Date       : October 31, 2018 (Wed)     

Time      : 17:30 -

Venue    : IRCMS 1F Meeting Lounge  

Speaker : Pilhan Kim Ph.D.

Title        : Real-time Intravital Microscopy : In Vivo Live Cell Imaging
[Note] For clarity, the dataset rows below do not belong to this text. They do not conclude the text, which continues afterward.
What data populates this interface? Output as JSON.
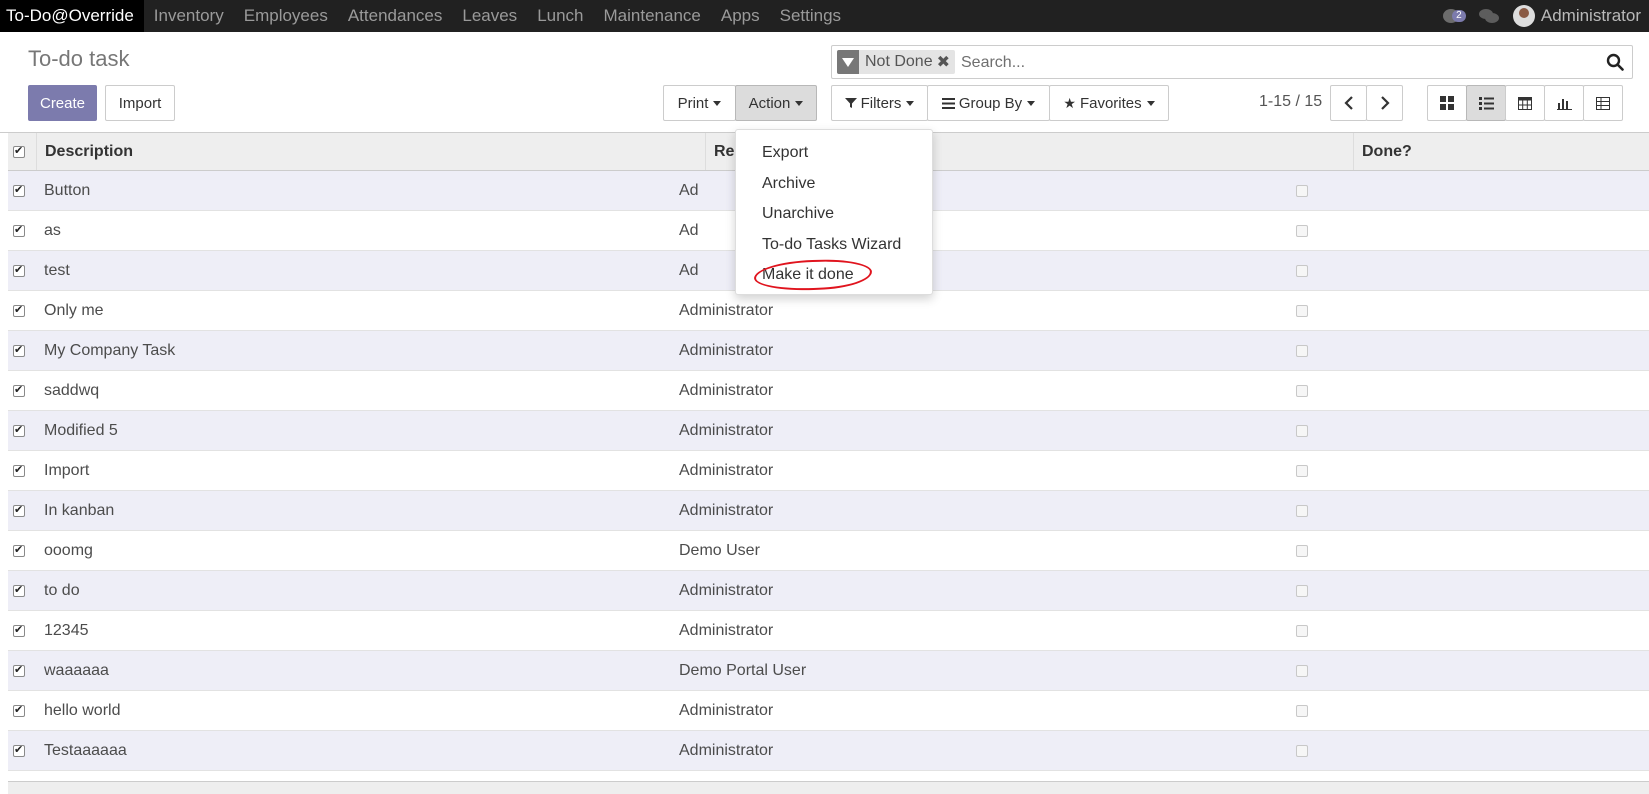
{
  "app": {
    "brand": "To-Do@Override",
    "menu": [
      "Inventory",
      "Employees",
      "Attendances",
      "Leaves",
      "Lunch",
      "Maintenance",
      "Apps",
      "Settings"
    ],
    "activity_count": "2",
    "user": "Administrator"
  },
  "control_panel": {
    "title": "To-do task",
    "create_label": "Create",
    "import_label": "Import",
    "print_label": "Print",
    "action_label": "Action",
    "filters_label": "Filters",
    "group_by_label": "Group By",
    "favorites_label": "Favorites",
    "search": {
      "facet": "Not Done",
      "placeholder": "Search..."
    },
    "pager": "1-15 / 15"
  },
  "action_menu": {
    "items": [
      "Export",
      "Archive",
      "Unarchive",
      "To-do Tasks Wizard",
      "Make it done"
    ]
  },
  "table": {
    "columns": {
      "description": "Description",
      "responsible": "Re",
      "done": "Done?"
    },
    "rows": [
      {
        "description": "Button",
        "responsible": "Ad"
      },
      {
        "description": "as",
        "responsible": "Ad"
      },
      {
        "description": "test",
        "responsible": "Ad"
      },
      {
        "description": "Only me",
        "responsible": "Administrator"
      },
      {
        "description": "My Company Task",
        "responsible": "Administrator"
      },
      {
        "description": "saddwq",
        "responsible": "Administrator"
      },
      {
        "description": "Modified 5",
        "responsible": "Administrator"
      },
      {
        "description": "Import",
        "responsible": "Administrator"
      },
      {
        "description": "In kanban",
        "responsible": "Administrator"
      },
      {
        "description": "ooomg",
        "responsible": "Demo User"
      },
      {
        "description": "to do",
        "responsible": "Administrator"
      },
      {
        "description": "12345",
        "responsible": "Administrator"
      },
      {
        "description": "waaaaaa",
        "responsible": "Demo Portal User"
      },
      {
        "description": "hello world",
        "responsible": "Administrator"
      },
      {
        "description": "Testaaaaaa",
        "responsible": "Administrator"
      }
    ]
  },
  "colors": {
    "primary": "#7c7bad",
    "navbar": "#212121",
    "row_alt": "#eeeef7",
    "annotation": "#e0141e"
  }
}
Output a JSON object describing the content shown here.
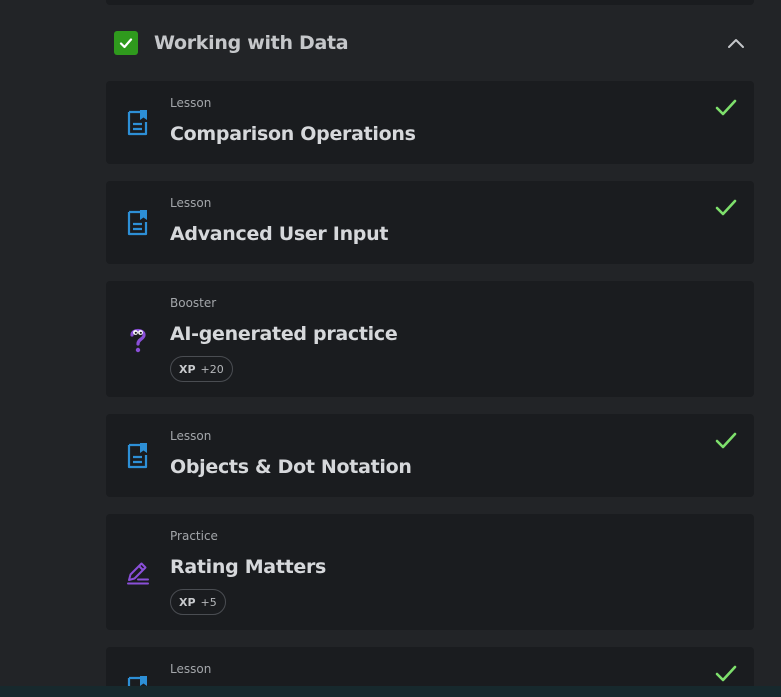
{
  "section": {
    "title": "Working with Data",
    "completed": true
  },
  "items": [
    {
      "type": "Lesson",
      "title": "Comparison Operations",
      "icon": "lesson-document-icon",
      "completed": true
    },
    {
      "type": "Lesson",
      "title": "Advanced User Input",
      "icon": "lesson-document-icon",
      "completed": true
    },
    {
      "type": "Booster",
      "title": "AI-generated practice",
      "icon": "ai-question-icon",
      "completed": false,
      "xp_label": "XP",
      "xp_value": "+20"
    },
    {
      "type": "Lesson",
      "title": "Objects & Dot Notation",
      "icon": "lesson-document-icon",
      "completed": true
    },
    {
      "type": "Practice",
      "title": "Rating Matters",
      "icon": "pencil-practice-icon",
      "completed": false,
      "xp_label": "XP",
      "xp_value": "+5"
    },
    {
      "type": "Lesson",
      "title": "",
      "icon": "lesson-document-icon",
      "completed": true
    }
  ],
  "colors": {
    "background": "#222427",
    "card": "#1a1c1f",
    "check_green": "#7ee06c",
    "section_check_bg": "#2f9a1d",
    "lesson_icon_blue": "#2d8fd6",
    "booster_purple": "#8a4fd8"
  }
}
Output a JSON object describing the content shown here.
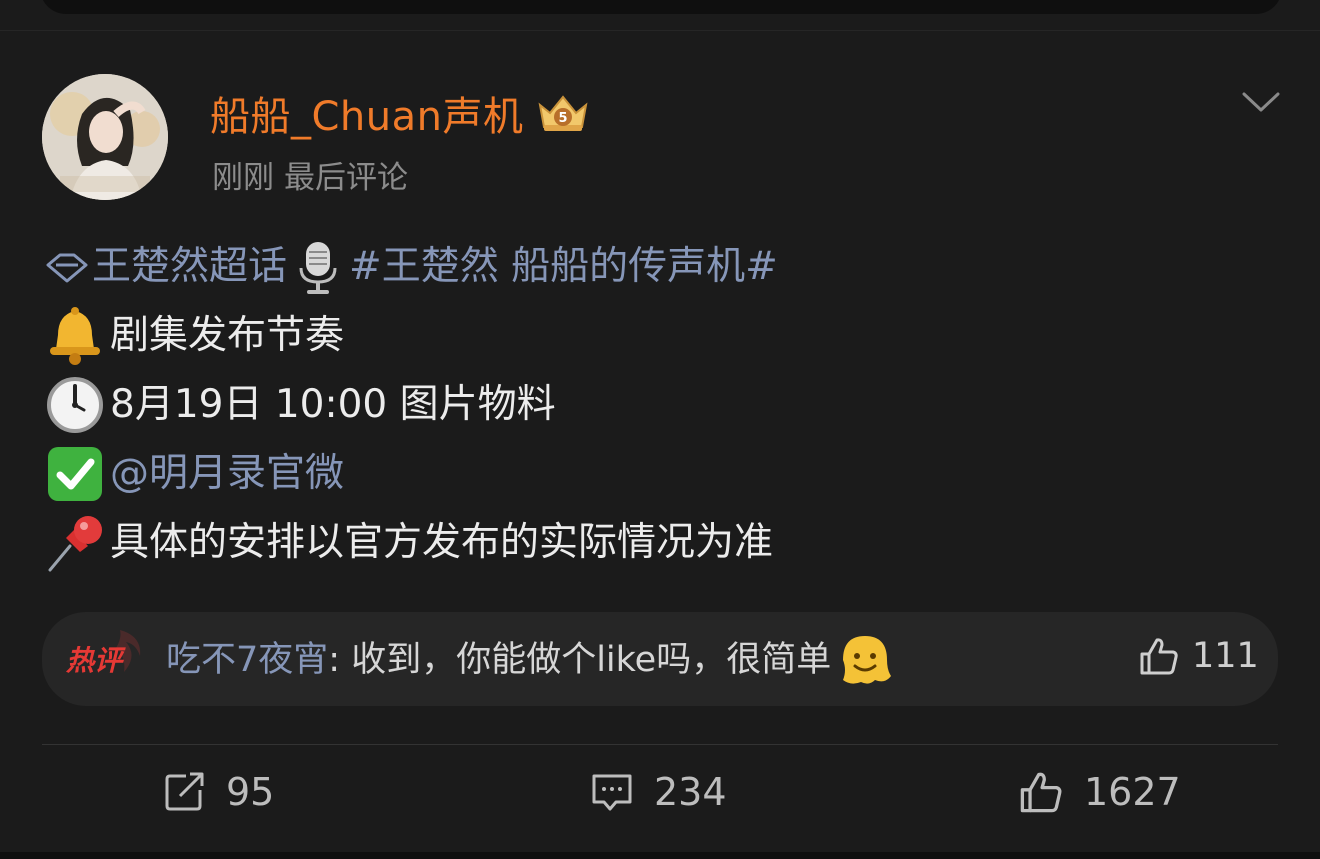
{
  "post": {
    "username": "船船_Chuan声机",
    "time": "刚刚",
    "status": "最后评论",
    "lines": {
      "topic_super": "王楚然超话",
      "topic_hashtag": "#王楚然 船船的传声机#",
      "notice": "剧集发布节奏",
      "schedule": "8月19日 10:00 图片物料",
      "mention": "@明月录官微",
      "note": "具体的安排以官方发布的实际情况为准"
    }
  },
  "hot_comment": {
    "tag": "热评",
    "user": "吃不7夜宵",
    "separator": ": ",
    "text": "收到，你能做个like吗，很简单",
    "likes": "111"
  },
  "actions": {
    "repost_count": "95",
    "comment_count": "234",
    "like_count": "1627"
  },
  "colors": {
    "background": "#1b1b1b",
    "username": "#f07b2a",
    "link": "#8696b8",
    "hot_tag": "#e53935"
  }
}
Abstract :
Over the recent years, intravital laser-scanning microscopy has demonstrated dynamic 3D visualization of various biological processes in a living subject, in vivo. It has been utilized to monitor gene expression, protein activity, drug delivery, cell trafficking, cell interaction, and physiological response to external stimuli in a live animal in vivo, which has provided unprecedented insights those were impossible to obtain with conventional microscopy techniques for static 2D conventional ex vivo and in vitro observation.
In this talk, a custom-built real-time laser-scanning intravital confocal/two-photon microscopy system will be introduced. The imaging system has been extensively optimized for in vivo cellular-level imaging of internal organs in a live animal model. Intravital microscopic imaging of various organs including skin, liver, spleen, pancreas, kidney, small intestine, colon, retina, lung, heart, lymph node, and bone marrow will be briefly introduced. Subsequently, recent studies utilizing the intravital imaging technique to investigate dynamic cellular processes such as transmigration of T and B lymphocyte through the perivascular channel in lymph node high endothelial venules will be introduced.